I like to say that the COVID-19 does not play and further, having seen a gentleman who survived being handed an $800,000 hospital bill of which he was to pay around $200,000, COVID-19 is not cheap. So those curfew violations and arrests as a strategy seem bad in a pandemic where one is risking one’s life to exposure to COVID-19 in closed-in spaces.

7. It’s time we stop, hey, what’s that sound; Everybody look what’s going down

So keep your courage up and come together in peace and with knowledge of how to be non-violent. Remember dissent is protected by the Constitution in the right of assembly.

But remember that there are many people who succumb to the fear-mongering and fear you are going to show up in their neighborhoods (remember how segregated America is?) and so they will enthusiastically support the repression of you and the cooptation because – here is the thing – they do not care about justice. They care only about their property values and their own safety.

And this will be the biggest problem for moving forward because these folks always swing law and order which is code for repression of minorities and anyone who dissents from the abnormal that they think of as normal.

So what that means is that more than putting signs in the yard and demonstrating will be needed.

If you want the police to change, you have to be willing to change their training and change the laws that let them feel they can do what they do. And the laws that in fact lead to the non-indictments and acquittals that you see all the time. If you are not willing to do that fight to change those laws, you are having a great time getting your emotions out, but ultimately you are just accepting that the same old capital punishment on the street (hat/tip Professor Jelani Jefferson-Exum, University of Detroit Mercy School of Law) will continue. 

It is really that simple. 

And so in addition to your demonstrating, you have to motivate your elected representatives at the local, state and federal level to do the right thing. Yes, you have to vote, but you have to also act NOW to insist on your elected officials changing things now whatever the election date. And that kind of effort is hard because there are plenty of institutions and private citizens (stand your ground anyone?) that prefer the police be allowed to continue to do these kinds of killings.

So here we are. Stay safe and remember, COVID-19 don’t play, so you have to add that to how you protest to protect yourself.

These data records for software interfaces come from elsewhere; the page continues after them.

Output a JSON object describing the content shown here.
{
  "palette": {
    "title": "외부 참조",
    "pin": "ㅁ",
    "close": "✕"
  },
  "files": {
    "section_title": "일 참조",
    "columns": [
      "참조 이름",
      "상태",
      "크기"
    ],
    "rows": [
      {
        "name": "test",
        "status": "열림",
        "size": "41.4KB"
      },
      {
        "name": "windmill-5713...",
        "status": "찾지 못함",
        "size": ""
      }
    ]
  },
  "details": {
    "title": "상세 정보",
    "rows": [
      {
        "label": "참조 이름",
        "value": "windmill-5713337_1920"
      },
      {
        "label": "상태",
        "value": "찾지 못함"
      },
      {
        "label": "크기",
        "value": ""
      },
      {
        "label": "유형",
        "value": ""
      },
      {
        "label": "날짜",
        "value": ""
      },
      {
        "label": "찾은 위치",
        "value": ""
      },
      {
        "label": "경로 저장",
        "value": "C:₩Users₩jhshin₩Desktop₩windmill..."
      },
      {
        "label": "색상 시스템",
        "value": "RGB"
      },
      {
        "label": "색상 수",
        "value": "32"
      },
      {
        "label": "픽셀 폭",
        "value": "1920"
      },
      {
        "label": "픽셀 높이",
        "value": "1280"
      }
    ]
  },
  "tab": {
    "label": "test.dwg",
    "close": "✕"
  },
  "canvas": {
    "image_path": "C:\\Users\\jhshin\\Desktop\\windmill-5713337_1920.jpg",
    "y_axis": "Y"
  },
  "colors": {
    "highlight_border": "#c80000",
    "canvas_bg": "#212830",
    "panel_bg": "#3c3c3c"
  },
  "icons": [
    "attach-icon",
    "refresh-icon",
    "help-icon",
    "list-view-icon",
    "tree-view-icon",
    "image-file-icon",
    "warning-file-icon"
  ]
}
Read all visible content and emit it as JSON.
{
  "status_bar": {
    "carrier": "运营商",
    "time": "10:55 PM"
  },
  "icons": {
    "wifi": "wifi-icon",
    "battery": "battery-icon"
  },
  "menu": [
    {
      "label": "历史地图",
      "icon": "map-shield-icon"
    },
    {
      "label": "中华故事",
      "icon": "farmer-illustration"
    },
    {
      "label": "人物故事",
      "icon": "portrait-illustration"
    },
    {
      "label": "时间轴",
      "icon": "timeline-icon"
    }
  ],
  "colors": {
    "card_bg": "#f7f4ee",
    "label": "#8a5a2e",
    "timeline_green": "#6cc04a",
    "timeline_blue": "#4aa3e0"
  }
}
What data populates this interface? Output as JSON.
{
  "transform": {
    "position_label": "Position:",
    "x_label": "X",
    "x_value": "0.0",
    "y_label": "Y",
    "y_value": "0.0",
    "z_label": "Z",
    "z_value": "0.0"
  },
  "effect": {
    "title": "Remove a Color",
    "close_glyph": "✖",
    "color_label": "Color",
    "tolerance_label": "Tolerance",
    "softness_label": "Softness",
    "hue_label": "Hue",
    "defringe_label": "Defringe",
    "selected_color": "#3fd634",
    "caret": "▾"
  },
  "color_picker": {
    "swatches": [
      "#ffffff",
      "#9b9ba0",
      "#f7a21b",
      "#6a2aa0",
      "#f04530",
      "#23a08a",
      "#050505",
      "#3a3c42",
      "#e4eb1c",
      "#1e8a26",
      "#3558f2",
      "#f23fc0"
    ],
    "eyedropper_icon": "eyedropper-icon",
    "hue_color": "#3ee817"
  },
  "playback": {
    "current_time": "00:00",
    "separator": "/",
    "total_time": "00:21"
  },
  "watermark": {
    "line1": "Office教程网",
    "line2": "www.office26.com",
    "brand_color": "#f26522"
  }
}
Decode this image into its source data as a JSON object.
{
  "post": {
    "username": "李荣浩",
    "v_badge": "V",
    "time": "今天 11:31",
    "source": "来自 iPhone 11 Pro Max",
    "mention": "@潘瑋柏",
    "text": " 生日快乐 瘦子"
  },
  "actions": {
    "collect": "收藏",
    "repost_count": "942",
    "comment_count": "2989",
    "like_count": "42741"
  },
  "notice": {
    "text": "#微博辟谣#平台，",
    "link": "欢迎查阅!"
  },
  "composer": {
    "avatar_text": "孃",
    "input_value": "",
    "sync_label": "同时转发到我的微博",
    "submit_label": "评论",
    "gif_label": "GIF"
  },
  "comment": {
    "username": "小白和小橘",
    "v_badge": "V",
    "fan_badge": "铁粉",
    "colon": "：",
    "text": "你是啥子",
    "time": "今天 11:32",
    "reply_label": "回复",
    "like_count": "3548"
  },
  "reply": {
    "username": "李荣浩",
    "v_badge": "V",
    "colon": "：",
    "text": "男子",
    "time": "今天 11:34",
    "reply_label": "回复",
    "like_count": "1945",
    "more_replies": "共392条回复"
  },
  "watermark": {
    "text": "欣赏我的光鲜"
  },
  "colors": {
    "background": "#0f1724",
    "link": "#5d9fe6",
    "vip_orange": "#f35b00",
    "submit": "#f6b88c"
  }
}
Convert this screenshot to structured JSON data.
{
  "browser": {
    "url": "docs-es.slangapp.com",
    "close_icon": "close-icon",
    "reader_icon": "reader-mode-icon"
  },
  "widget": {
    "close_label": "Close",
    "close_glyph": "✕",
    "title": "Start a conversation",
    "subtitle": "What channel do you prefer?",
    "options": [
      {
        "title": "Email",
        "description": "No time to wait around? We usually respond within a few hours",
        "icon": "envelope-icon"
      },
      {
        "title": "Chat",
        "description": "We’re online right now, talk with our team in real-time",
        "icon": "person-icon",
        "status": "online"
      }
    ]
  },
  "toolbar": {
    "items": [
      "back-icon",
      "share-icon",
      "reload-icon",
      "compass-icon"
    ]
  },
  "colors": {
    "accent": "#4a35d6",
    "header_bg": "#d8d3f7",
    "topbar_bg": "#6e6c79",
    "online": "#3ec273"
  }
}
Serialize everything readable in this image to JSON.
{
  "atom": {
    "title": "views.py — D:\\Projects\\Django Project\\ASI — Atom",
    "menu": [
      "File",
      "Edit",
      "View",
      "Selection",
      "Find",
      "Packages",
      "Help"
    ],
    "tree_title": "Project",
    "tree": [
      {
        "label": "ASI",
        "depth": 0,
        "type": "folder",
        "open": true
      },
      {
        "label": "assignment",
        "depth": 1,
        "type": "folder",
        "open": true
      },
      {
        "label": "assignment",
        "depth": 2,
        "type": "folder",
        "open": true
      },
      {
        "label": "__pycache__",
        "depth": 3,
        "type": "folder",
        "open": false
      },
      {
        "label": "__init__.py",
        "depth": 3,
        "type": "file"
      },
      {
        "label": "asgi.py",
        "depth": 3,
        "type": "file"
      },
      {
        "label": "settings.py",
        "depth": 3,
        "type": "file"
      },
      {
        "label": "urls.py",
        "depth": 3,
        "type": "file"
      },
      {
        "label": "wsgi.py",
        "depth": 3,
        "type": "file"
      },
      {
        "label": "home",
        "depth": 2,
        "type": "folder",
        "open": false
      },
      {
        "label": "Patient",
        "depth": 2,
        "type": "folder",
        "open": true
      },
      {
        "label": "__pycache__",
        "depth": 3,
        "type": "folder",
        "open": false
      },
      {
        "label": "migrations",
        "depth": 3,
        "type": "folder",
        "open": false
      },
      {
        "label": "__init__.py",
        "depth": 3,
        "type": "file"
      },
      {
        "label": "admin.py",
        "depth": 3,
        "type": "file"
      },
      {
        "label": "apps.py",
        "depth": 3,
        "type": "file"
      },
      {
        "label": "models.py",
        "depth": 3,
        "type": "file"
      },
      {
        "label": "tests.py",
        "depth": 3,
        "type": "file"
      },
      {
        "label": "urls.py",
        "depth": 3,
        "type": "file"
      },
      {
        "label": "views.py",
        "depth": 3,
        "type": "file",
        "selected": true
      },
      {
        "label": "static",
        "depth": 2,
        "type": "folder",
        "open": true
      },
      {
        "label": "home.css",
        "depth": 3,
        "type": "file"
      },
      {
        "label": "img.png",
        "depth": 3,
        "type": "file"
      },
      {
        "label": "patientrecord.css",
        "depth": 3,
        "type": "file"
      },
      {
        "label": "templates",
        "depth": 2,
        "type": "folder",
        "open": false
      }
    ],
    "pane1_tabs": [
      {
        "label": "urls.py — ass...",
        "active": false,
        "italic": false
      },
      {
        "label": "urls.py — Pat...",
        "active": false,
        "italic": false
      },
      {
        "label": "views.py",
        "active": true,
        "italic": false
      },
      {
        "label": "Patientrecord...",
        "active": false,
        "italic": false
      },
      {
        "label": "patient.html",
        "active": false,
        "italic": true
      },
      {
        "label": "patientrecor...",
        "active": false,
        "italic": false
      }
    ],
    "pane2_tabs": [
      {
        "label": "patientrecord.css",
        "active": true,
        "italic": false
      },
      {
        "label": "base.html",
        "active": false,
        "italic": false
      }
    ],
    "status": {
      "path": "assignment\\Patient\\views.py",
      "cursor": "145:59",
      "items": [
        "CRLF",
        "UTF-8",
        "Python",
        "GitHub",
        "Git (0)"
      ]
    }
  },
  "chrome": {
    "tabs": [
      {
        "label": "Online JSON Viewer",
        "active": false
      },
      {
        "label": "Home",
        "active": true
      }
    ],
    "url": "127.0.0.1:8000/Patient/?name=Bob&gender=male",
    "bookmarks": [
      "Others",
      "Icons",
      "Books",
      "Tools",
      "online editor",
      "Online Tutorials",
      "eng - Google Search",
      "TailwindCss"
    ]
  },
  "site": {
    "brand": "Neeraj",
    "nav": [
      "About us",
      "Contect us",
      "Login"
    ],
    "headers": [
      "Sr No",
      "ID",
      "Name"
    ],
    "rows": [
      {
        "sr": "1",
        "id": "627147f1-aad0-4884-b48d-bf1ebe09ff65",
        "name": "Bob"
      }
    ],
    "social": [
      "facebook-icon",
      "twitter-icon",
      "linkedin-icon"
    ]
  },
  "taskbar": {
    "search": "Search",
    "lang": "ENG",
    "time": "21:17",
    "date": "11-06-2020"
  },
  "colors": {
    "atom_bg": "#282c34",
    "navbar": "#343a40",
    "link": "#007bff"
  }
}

Ten feet from each person around you. Don’t be in someone’s slipstream.

Peace out. 

Remember, it is what we do together that will make the difference.

 

Benjamin G. Davis is a Professor of Law at the University of Toledo College of Law.

 

Suggested citation: Benjamin G. Davis, For What It’s Worth: Homage to George Floyd, JURIST – Academic Commentary, June 5, 2020, https://www.jurist.org/commentary/2020/06/benjamin-davis-george-floyd/


This article was prepared for publication by Brianna Bell, a JURIST Staff Editor. Please direct any questions or comments to her at commentary@jurist.org


Opinions expressed in JURIST Commentary are the sole responsibility of the author and do not necessarily reflect the views of JURIST's editors, staff, donors or the University of Pittsburgh.